■ PROBLEM TO SOLVE
If a line holds an image, leave the image out; write out everything else in the records exactly.

*** DATA TO PROCESS ***

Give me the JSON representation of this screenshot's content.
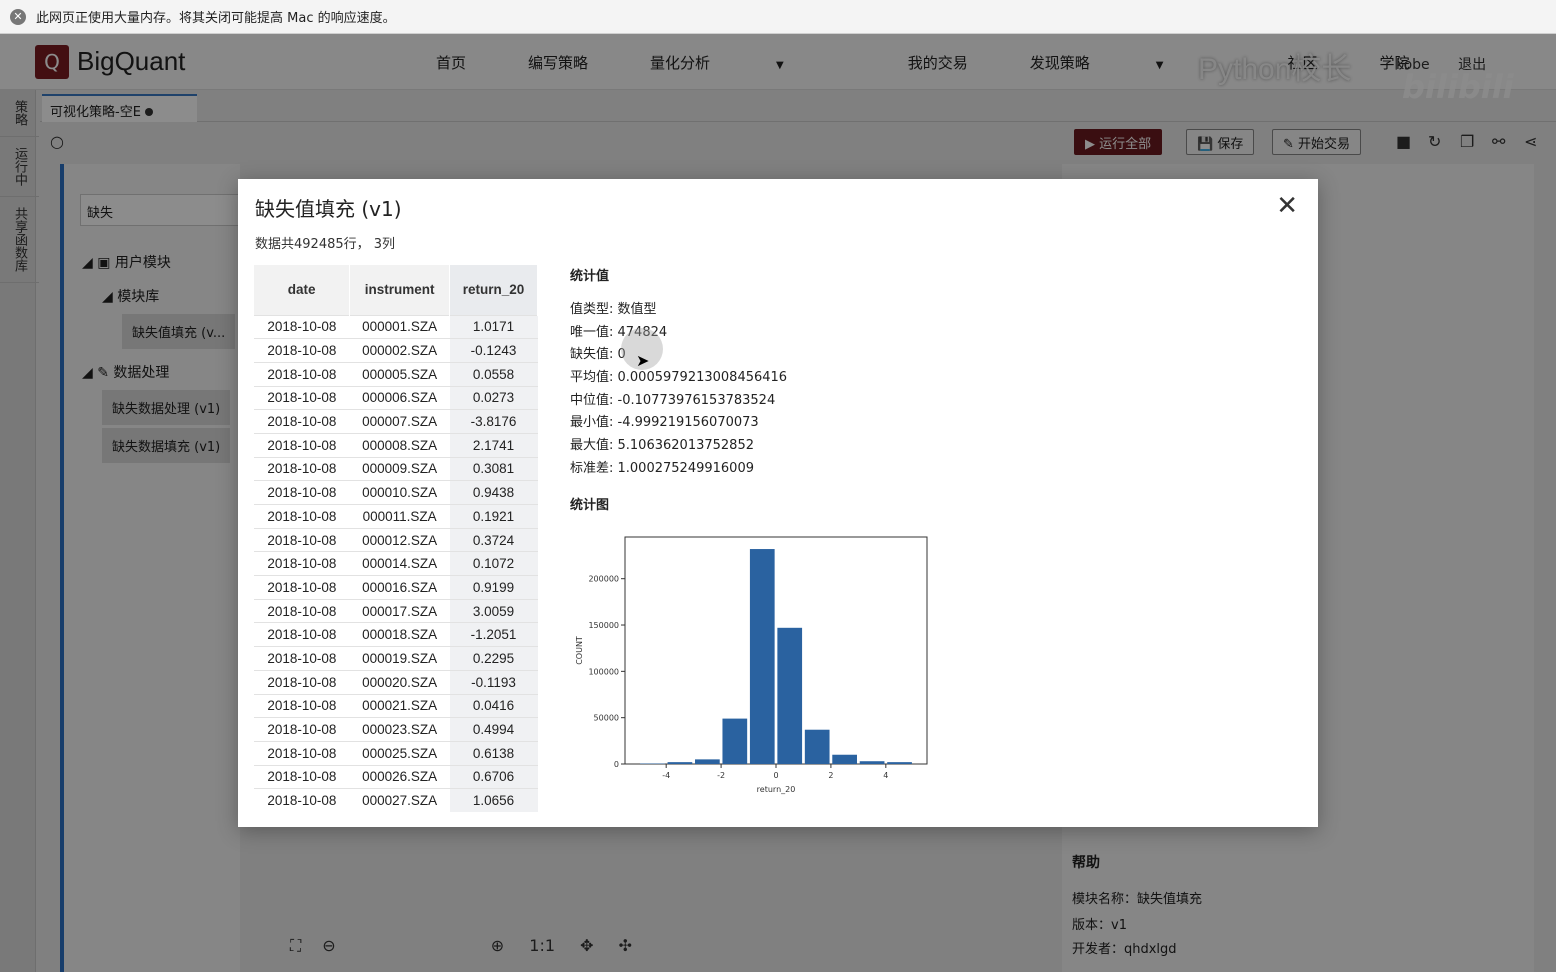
{
  "browser_warning": {
    "text": "此网页正使用大量内存。将其关闭可能提高 Mac 的响应速度。"
  },
  "app": {
    "brand": "BigQuant",
    "logo_letter": "Q",
    "nav": [
      "首页",
      "编写策略",
      "量化分析",
      "我的交易",
      "发现策略",
      "社区",
      "学院"
    ],
    "nav_dropdowns": [
      "量化分析",
      "发现策略"
    ],
    "watermark": "Python校长",
    "watermark2": "bilibili",
    "user": "kobe",
    "logout": "退出",
    "rail": [
      "策略",
      "运行中",
      "共享函数库"
    ],
    "tab_title": "可视化策略-空E",
    "toolbar": {
      "run_all": "运行全部",
      "save": "保存",
      "start_trade": "开始交易"
    },
    "search_value": "缺失",
    "tree": {
      "user_modules": "用户模块",
      "module_lib": "模块库",
      "module_leaf": "缺失值填充 (v...",
      "data_processing": "数据处理",
      "leaf1": "缺失数据处理 (v1)",
      "leaf2": "缺失数据填充 (v1)"
    },
    "help": {
      "title": "帮助",
      "name": "模块名称：缺失值填充",
      "version": "版本：v1",
      "developer": "开发者：qhdxlgd"
    }
  },
  "modal": {
    "title": "缺失值填充 (v1)",
    "subtitle": "数据共492485行， 3列",
    "table": {
      "headers": [
        "date",
        "instrument",
        "return_20"
      ],
      "rows": [
        [
          "2018-10-08",
          "000001.SZA",
          "1.0171"
        ],
        [
          "2018-10-08",
          "000002.SZA",
          "-0.1243"
        ],
        [
          "2018-10-08",
          "000005.SZA",
          "0.0558"
        ],
        [
          "2018-10-08",
          "000006.SZA",
          "0.0273"
        ],
        [
          "2018-10-08",
          "000007.SZA",
          "-3.8176"
        ],
        [
          "2018-10-08",
          "000008.SZA",
          "2.1741"
        ],
        [
          "2018-10-08",
          "000009.SZA",
          "0.3081"
        ],
        [
          "2018-10-08",
          "000010.SZA",
          "0.9438"
        ],
        [
          "2018-10-08",
          "000011.SZA",
          "0.1921"
        ],
        [
          "2018-10-08",
          "000012.SZA",
          "0.3724"
        ],
        [
          "2018-10-08",
          "000014.SZA",
          "0.1072"
        ],
        [
          "2018-10-08",
          "000016.SZA",
          "0.9199"
        ],
        [
          "2018-10-08",
          "000017.SZA",
          "3.0059"
        ],
        [
          "2018-10-08",
          "000018.SZA",
          "-1.2051"
        ],
        [
          "2018-10-08",
          "000019.SZA",
          "0.2295"
        ],
        [
          "2018-10-08",
          "000020.SZA",
          "-0.1193"
        ],
        [
          "2018-10-08",
          "000021.SZA",
          "0.0416"
        ],
        [
          "2018-10-08",
          "000023.SZA",
          "0.4994"
        ],
        [
          "2018-10-08",
          "000025.SZA",
          "0.6138"
        ],
        [
          "2018-10-08",
          "000026.SZA",
          "0.6706"
        ],
        [
          "2018-10-08",
          "000027.SZA",
          "1.0656"
        ]
      ]
    },
    "stats": {
      "heading": "统计值",
      "lines": [
        "值类型: 数值型",
        "唯一值: 474824",
        "缺失值: 0",
        "平均值: 0.0005979213008456416",
        "中位值: -0.10773976153783524",
        "最小值: -4.999219156070073",
        "最大值: 5.106362013752852",
        "标准差: 1.000275249916009"
      ],
      "chart_heading": "统计图"
    }
  },
  "chart_data": {
    "type": "bar",
    "title": "",
    "xlabel": "return_20",
    "ylabel": "COUNT",
    "bin_centers": [
      -4.5,
      -3.5,
      -2.5,
      -1.5,
      -0.5,
      0.5,
      1.5,
      2.5,
      3.5,
      4.5
    ],
    "values": [
      500,
      2000,
      5000,
      49000,
      232000,
      147000,
      37000,
      10000,
      3000,
      2000
    ],
    "xlim": [
      -5.5,
      5.5
    ],
    "ylim": [
      0,
      245000
    ],
    "xticks": [
      -4,
      -2,
      0,
      2,
      4
    ],
    "xtick_labels": [
      "-4",
      "-2",
      "0",
      "2",
      "4"
    ],
    "yticks": [
      0,
      50000,
      100000,
      150000,
      200000
    ],
    "ytick_labels": [
      "0",
      "50000",
      "100000",
      "150000",
      "200000"
    ],
    "bar_color": "#2a62a0"
  }
}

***

■ TASK RESPONSE
Give me the JSON representation of this screenshot's content.
{
  "browser_warning": {
    "text": "此网页正使用大量内存。将其关闭可能提高 Mac 的响应速度。"
  },
  "app": {
    "brand": "BigQuant",
    "logo_letter": "Q",
    "nav": [
      "首页",
      "编写策略",
      "量化分析",
      "我的交易",
      "发现策略",
      "社区",
      "学院"
    ],
    "nav_dropdowns": [
      "量化分析",
      "发现策略"
    ],
    "watermark": "Python校长",
    "watermark2": "bilibili",
    "user": "kobe",
    "logout": "退出",
    "rail": [
      "策略",
      "运行中",
      "共享函数库"
    ],
    "tab_title": "可视化策略-空E",
    "toolbar": {
      "run_all": "运行全部",
      "save": "保存",
      "start_trade": "开始交易"
    },
    "search_value": "缺失",
    "tree": {
      "user_modules": "用户模块",
      "module_lib": "模块库",
      "module_leaf": "缺失值填充 (v...",
      "data_processing": "数据处理",
      "leaf1": "缺失数据处理 (v1)",
      "leaf2": "缺失数据填充 (v1)"
    },
    "help": {
      "title": "帮助",
      "name": "模块名称：缺失值填充",
      "version": "版本：v1",
      "developer": "开发者：qhdxlgd"
    }
  },
  "modal": {
    "title": "缺失值填充 (v1)",
    "subtitle": "数据共492485行， 3列",
    "table": {
      "headers": [
        "date",
        "instrument",
        "return_20"
      ],
      "rows": [
        [
          "2018-10-08",
          "000001.SZA",
          "1.0171"
        ],
        [
          "2018-10-08",
          "000002.SZA",
          "-0.1243"
        ],
        [
          "2018-10-08",
          "000005.SZA",
          "0.0558"
        ],
        [
          "2018-10-08",
          "000006.SZA",
          "0.0273"
        ],
        [
          "2018-10-08",
          "000007.SZA",
          "-3.8176"
        ],
        [
          "2018-10-08",
          "000008.SZA",
          "2.1741"
        ],
        [
          "2018-10-08",
          "000009.SZA",
          "0.3081"
        ],
        [
          "2018-10-08",
          "000010.SZA",
          "0.9438"
        ],
        [
          "2018-10-08",
          "000011.SZA",
          "0.1921"
        ],
        [
          "2018-10-08",
          "000012.SZA",
          "0.3724"
        ],
        [
          "2018-10-08",
          "000014.SZA",
          "0.1072"
        ],
        [
          "2018-10-08",
          "000016.SZA",
          "0.9199"
        ],
        [
          "2018-10-08",
          "000017.SZA",
          "3.0059"
        ],
        [
          "2018-10-08",
          "000018.SZA",
          "-1.2051"
        ],
        [
          "2018-10-08",
          "000019.SZA",
          "0.2295"
        ],
        [
          "2018-10-08",
          "000020.SZA",
          "-0.1193"
        ],
        [
          "2018-10-08",
          "000021.SZA",
          "0.0416"
        ],
        [
          "2018-10-08",
          "000023.SZA",
          "0.4994"
        ],
        [
          "2018-10-08",
          "000025.SZA",
          "0.6138"
        ],
        [
          "2018-10-08",
          "000026.SZA",
          "0.6706"
        ],
        [
          "2018-10-08",
          "000027.SZA",
          "1.0656"
        ]
      ]
    },
    "stats": {
      "heading": "统计值",
      "lines": [
        "值类型: 数值型",
        "唯一值: 474824",
        "缺失值: 0",
        "平均值: 0.0005979213008456416",
        "中位值: -0.10773976153783524",
        "最小值: -4.999219156070073",
        "最大值: 5.106362013752852",
        "标准差: 1.000275249916009"
      ],
      "chart_heading": "统计图"
    }
  },
  "chart_data": {
    "type": "bar",
    "title": "",
    "xlabel": "return_20",
    "ylabel": "COUNT",
    "bin_centers": [
      -4.5,
      -3.5,
      -2.5,
      -1.5,
      -0.5,
      0.5,
      1.5,
      2.5,
      3.5,
      4.5
    ],
    "values": [
      500,
      2000,
      5000,
      49000,
      232000,
      147000,
      37000,
      10000,
      3000,
      2000
    ],
    "xlim": [
      -5.5,
      5.5
    ],
    "ylim": [
      0,
      245000
    ],
    "xticks": [
      -4,
      -2,
      0,
      2,
      4
    ],
    "xtick_labels": [
      "-4",
      "-2",
      "0",
      "2",
      "4"
    ],
    "yticks": [
      0,
      50000,
      100000,
      150000,
      200000
    ],
    "ytick_labels": [
      "0",
      "50000",
      "100000",
      "150000",
      "200000"
    ],
    "bar_color": "#2a62a0"
  }
}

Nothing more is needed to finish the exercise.